DeLonghi, which appears on both cars, works fairly well here too. It stands out a lot more on Brundle’s car and even works quite well wrapped around the front of the cockpit, but the blue rectangle could have been placed a little more thoughtfully on the side. The section near the front suspension is especially careless and would detract significantly from the livery if it wasn’t partially hidden by the tyres.

It was a doomed season for Tyrrell in the end, but at least gave us F1 and livery buffs something to talk about, even 25 years later!

Let me know what you think in the comments below! If you have any suggestions for future liveries, pop them in there too.

Livery of the Day – Tyrrell 012

Livery of the Day -Tyrrell 025

1997 has to be one of, if not my favourite season for Formula 1 liveries. Such a great variety and I can’t say I dislike a single one of them. So why would I choose to review the Tyrrell 025 as opposed to the famously unique snake inspired Jordan 197 or the beautiful blue and white Benetton B197? Well, who else would?

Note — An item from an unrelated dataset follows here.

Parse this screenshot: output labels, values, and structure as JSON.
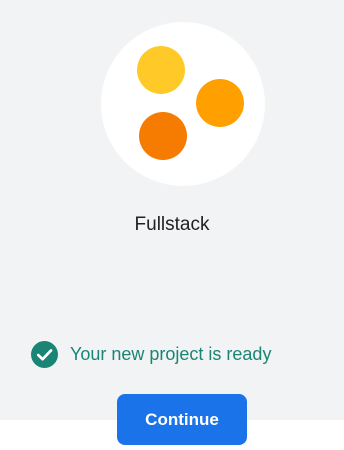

Tyrrell 1

The car was driven by Jos Verstappen and Mika Salo but it was slow and terribly unreliable. Salo managed to score two points at the hectic Monaco Grand Prix, but the two of them could only manage to crack the top 10 on three other occasions. Whilst the car certainly performed like a backmarker, it distinctly looked like one too.

Tyrrell 2

This is a prime example of a mainly white car that many would consider boring. I mostly agree, but I do think it has some redeeming features. The thin black and white lines that run from the rear to the nose are the main design. It has a thicker black line bordering the bottom and it is broken up by solid white alongside the cockpit. I actually quite like this part of the livery and I imagine if it had Martini on it, more people would agree with me. The black on top of the cockpit is a neat touch, as is the flash of main design on the front wing support (what an interesting nose section by the way. Haven’t really seen anything like it). The chequerboard pattern on the barge boards was also an interesting design choice, although it didn’t fit with the rest of the livery. Perhaps that’s where HRT got its inspiration… 

Tyrrell 3

Unfortunately, there isn’t much else to say about the design. There is a solid black section on top of the sidepods and the rear wing is mainly black, both of which help to break up the monotony. The front wing also had some black during parts of the season, which was an improvement, but some further black would have helped the engine cover.

The difference between a boring livery these days and livery like this is that the teams back then, such as Tyrrell, usually had the benefit of having a few sponsors to fill up some of the empty spaces on the car and no matter how ugly, it’s far easier to make an attractive livery when you have something to work off. PIAA is a very attractive logo in my opinion; its downfall being that it doesn’t bring any colour to the livery. I find that it can be put on almost any livery and look good. Unfortunately, as was also often the case in the 90s, by mid season the car had filled up it’s spaces with a multitude of smaller sponsors of all shapes and colours, the worst offender being Xena: Warrior Princess. Desperate times call for desperate measures.

Tyrrell 4.jpg

That said, at its cleanest, it was a little plain but overall, pretty easy on the eye and certainly not offensive. I’m not sure a car like this would be appreciated so much today, but back when the grid was filled with lots of different colours, there was space for a couple of white and black cars.

Livery of the Day -Tyrrell 025